4) A countryside stretch where the river seems at its widest without a building, farmstead, let alone a town, in sight!
5) Continue by Melton Quay, through the site of Melton Boat Club and past level crossing number 3 with views towards Mill Hills and the old maltings (right).
6) The footpath bears inland and at tarmacked area by level crossing number 4 leads left, between buildings and a high hedge parallel to the railway line.
This opens out to a cul de sac of new buildings (Lime Kiln Quay). Follow the waymarkers towards the left to head down a track between an historic bungalow with a carved timber porch and a terrace of brick cottages. The track becomes a green lane before views (left) to the marina cutting alongside balconied offices.

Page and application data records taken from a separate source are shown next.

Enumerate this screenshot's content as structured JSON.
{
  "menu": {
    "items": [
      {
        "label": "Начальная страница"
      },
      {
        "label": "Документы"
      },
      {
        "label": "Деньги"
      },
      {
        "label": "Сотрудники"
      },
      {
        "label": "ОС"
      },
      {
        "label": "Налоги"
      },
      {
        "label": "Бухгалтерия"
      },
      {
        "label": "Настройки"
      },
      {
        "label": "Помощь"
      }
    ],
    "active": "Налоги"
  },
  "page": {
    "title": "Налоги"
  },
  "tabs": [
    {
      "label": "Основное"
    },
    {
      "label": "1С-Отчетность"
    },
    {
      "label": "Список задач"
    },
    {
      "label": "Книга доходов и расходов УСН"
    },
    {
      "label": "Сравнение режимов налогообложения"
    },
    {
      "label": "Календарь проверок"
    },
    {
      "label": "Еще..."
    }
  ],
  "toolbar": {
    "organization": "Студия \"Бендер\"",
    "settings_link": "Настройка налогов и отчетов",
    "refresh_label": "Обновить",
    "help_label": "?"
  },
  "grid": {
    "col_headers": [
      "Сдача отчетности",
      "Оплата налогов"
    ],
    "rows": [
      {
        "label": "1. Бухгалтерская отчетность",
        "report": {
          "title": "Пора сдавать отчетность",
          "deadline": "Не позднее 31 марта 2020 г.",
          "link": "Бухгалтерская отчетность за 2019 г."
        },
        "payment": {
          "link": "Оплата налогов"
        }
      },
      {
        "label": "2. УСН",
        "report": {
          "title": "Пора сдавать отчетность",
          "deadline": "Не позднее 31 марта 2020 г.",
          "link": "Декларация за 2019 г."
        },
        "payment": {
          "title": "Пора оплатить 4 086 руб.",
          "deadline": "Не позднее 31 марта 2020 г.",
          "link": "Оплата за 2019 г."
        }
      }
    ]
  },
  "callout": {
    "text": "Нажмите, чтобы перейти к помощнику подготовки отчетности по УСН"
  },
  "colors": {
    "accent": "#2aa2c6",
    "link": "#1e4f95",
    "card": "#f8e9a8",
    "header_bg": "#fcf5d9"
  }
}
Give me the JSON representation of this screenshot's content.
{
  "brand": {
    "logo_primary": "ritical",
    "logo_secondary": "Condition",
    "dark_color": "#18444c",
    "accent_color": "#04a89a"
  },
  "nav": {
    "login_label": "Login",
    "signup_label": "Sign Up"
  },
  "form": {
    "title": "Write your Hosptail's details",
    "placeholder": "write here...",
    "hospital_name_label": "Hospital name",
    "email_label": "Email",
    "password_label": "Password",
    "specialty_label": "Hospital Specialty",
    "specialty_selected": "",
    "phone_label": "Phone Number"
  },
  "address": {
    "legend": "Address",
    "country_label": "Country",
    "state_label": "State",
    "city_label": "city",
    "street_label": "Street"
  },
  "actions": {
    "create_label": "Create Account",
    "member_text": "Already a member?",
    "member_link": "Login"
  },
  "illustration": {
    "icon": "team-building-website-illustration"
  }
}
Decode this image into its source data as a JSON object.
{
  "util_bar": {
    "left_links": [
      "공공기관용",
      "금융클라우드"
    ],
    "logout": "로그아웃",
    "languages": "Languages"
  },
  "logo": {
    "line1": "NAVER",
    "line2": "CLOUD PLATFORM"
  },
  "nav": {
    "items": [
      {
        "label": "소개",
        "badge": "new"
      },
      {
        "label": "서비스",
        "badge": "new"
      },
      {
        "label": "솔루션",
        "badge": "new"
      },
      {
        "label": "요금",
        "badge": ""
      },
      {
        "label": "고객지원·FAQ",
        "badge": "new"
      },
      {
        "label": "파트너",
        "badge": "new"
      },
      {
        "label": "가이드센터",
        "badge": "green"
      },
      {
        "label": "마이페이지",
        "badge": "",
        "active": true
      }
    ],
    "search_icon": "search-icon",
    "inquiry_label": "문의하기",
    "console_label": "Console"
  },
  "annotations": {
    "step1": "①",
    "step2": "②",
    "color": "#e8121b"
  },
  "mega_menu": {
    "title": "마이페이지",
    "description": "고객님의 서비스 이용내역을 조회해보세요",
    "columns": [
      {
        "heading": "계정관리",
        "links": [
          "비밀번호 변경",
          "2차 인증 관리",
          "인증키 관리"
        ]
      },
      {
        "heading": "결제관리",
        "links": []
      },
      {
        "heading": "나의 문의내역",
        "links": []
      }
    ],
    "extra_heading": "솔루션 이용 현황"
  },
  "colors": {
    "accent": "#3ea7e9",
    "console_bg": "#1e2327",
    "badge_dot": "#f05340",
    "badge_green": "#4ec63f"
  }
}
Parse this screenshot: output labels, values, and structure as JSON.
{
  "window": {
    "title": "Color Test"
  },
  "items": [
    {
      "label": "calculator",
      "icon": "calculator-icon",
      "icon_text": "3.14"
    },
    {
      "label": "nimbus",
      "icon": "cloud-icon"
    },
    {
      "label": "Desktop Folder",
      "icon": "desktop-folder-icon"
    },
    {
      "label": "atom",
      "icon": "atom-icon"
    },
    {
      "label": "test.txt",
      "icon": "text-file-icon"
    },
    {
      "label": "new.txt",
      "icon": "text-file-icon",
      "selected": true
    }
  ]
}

7) At the Tide Mill, continue round the quayside. The footbridge over the railway leads to the town and the station (8), or continue along the riverside to the Deben Rowing Club and the popular decking terraces of the Tea Hut café overlooking the model boating lake (9)…
Distance: 1.5 miles/2.5 kms
Time: 1 hour
Start: Melton Railway Station or Melton Riverside car park IP12 2PA
Parking: Melton Riverside IP12 2PA
Access: Riverside path, tarmac, cobbles, pavements, steps, gates. Waymarked – East Suffolk Line/Sandlings Walk.
Big Map to hand: OS Explorer 212
Ts & Ps: Wilford Bridge pub, Melton (pub, shop, takeaway), Woodbridge (pubs, cafés, shops, public conveniences).